In that speech, she talked about how much she had respected the leaders of Labour’s past. “Many of us remember the Labour Party as it used to be. In the old days it was at least a party of ideals. You didn’t have to agree with Labour to understand its appeal and respect its concern for the underdog.” By the time the Winter of Discontent came she had an argument ready that opened the door for Labour voters to switch party for the first time. For all the parallels with the Seventies, Starmer has been unable to narrate the crisis of the past few years into one coherent thread.
Starmer used the Covid pandemic to argue that the fundamental relationship between people and government had changed. He talked up a 1945 moment, casting himself as a modern day Clement Attlee: “I believe people are now looking for more from their government — like they were in the Second World War.” Yet the language of “security” and “fiscal responsibility” combined with the decision to ditch many of his original pledges has left people wondering how radical he will really be. Starmer has not only admitted that his plans “may not set people’s pulses racing”, they have also opened him up to attack; first as Captain Hindsight, and then as a “flip-flopper” who can’t be trusted. In his speech in Manchester last week, Sunak signalled that it would be his attack line come an election: “The worst thing about Sir Keir is that he just says whatever he thinks will benefit him most.”

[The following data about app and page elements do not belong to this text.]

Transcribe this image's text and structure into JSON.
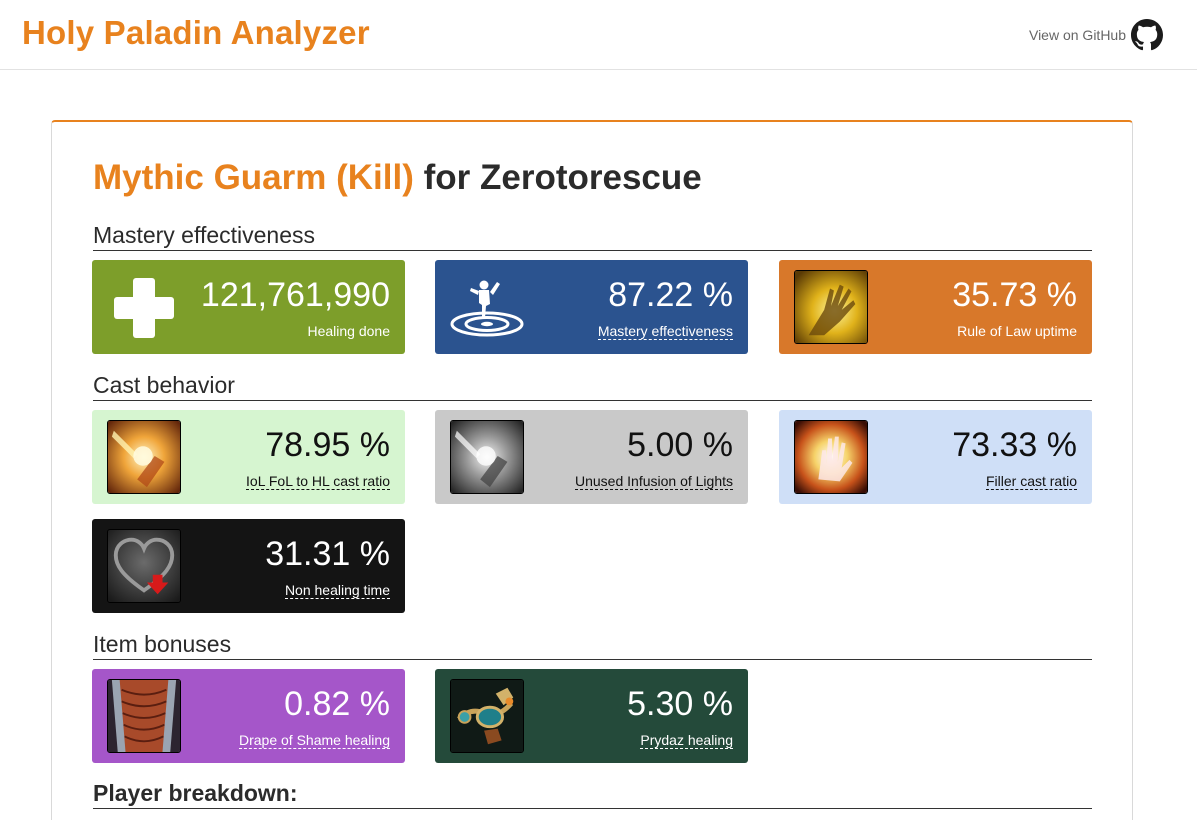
{
  "app": {
    "title": "Holy Paladin Analyzer",
    "github_label": "View on GitHub"
  },
  "report": {
    "fight": "Mythic Guarm (Kill)",
    "player_prefix": "for",
    "player": "Zerotorescue"
  },
  "sections": {
    "mastery": "Mastery effectiveness",
    "cast": "Cast behavior",
    "items": "Item bonuses",
    "players": "Player breakdown:"
  },
  "tiles": {
    "healing_done": {
      "value": "121,761,990",
      "label": "Healing done",
      "color": "#7d9e2a",
      "icon": "plus-icon"
    },
    "mastery_eff": {
      "value": "87.22 %",
      "label": "Mastery effectiveness",
      "color": "#2b538f",
      "icon": "mastery-icon"
    },
    "rule_of_law": {
      "value": "35.73 %",
      "label": "Rule of Law uptime",
      "color": "#d8782a",
      "icon": "rule-of-law-icon"
    },
    "iol_ratio": {
      "value": "78.95 %",
      "label": "IoL FoL to HL cast ratio",
      "color": "#d6f5d0",
      "icon": "infusion-of-light-icon"
    },
    "unused_iol": {
      "value": "5.00 %",
      "label": "Unused Infusion of Lights",
      "color": "#c9c9c9",
      "icon": "infusion-of-light-grey-icon"
    },
    "filler_ratio": {
      "value": "73.33 %",
      "label": "Filler cast ratio",
      "color": "#cfdff7",
      "icon": "holy-light-icon"
    },
    "non_healing": {
      "value": "31.31 %",
      "label": "Non healing time",
      "color": "#141414",
      "icon": "broken-heart-icon"
    },
    "drape": {
      "value": "0.82 %",
      "label": "Drape of Shame healing",
      "color": "#a556c9",
      "icon": "drape-of-shame-icon"
    },
    "prydaz": {
      "value": "5.30 %",
      "label": "Prydaz healing",
      "color": "#244a3a",
      "icon": "prydaz-icon"
    }
  }
}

Tories hope that come election time the voters will see him as an opportunist, like Neil Kinnock, who ditched all his policies just so he could become Prime Minister rather than a pragmatist like Tony Blair. Labour hope that voters want an end to the “chaos” and the politics of broken promises. But at the same time, history shows us that the opposition leaders who win are able to get the “pluses racing”. Thatcher, Blair, and Cameron were not only able to narrate a crisis — they could also tell voters a story about how their leadership would change the face of Britain. As he arrives in Liverpool, Starmer is going to have to learn quick that safety-first can only get you so far.